-- MATERIAL PROVIDED --
►
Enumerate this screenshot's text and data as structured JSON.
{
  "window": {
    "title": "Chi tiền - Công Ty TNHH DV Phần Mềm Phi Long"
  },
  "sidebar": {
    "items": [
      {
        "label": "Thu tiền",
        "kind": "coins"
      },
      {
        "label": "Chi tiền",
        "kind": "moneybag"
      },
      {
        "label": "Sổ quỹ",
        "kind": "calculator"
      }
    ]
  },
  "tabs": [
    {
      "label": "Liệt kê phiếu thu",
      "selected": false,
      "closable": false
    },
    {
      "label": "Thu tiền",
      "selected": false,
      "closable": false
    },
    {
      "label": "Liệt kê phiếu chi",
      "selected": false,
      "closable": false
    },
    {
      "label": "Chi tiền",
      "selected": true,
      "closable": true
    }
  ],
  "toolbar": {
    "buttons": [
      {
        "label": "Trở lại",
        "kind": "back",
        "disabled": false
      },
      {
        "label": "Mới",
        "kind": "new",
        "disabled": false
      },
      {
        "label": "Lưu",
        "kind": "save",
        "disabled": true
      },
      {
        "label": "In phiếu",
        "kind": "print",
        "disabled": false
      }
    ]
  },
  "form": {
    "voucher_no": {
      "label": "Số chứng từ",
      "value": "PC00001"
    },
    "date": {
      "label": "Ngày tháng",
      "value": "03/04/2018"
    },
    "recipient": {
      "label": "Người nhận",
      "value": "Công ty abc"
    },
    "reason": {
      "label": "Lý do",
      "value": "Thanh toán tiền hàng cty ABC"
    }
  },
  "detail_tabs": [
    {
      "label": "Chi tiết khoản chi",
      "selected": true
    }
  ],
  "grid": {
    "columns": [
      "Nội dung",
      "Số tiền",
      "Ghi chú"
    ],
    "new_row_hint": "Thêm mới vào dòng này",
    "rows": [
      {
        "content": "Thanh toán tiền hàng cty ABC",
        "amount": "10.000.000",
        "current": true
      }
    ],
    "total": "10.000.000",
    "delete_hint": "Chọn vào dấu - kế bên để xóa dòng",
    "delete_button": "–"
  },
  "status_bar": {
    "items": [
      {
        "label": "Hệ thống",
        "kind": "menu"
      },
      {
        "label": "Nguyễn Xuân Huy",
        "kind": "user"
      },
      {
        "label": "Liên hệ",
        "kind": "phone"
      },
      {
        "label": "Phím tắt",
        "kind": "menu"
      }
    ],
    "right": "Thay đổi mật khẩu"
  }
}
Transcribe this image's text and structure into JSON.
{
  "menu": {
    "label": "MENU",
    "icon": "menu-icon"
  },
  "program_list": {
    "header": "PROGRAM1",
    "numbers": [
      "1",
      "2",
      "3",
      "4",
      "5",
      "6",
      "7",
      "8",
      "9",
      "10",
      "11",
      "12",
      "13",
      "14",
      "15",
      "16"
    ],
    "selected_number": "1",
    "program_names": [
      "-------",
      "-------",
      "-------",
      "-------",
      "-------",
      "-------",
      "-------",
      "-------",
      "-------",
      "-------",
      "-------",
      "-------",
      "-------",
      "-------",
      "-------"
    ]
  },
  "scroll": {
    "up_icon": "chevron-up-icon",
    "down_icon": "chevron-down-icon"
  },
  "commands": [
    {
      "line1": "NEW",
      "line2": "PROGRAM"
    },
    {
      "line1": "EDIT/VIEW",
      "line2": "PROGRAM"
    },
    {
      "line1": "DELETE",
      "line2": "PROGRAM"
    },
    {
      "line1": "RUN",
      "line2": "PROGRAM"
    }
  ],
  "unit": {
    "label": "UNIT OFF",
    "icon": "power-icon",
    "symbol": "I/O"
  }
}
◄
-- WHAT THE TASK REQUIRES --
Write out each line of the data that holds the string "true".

-- RESULT OF THIS TASK --
      "selected": true,
      "closable": true
        "disabled": true
      "selected": true
        "current": true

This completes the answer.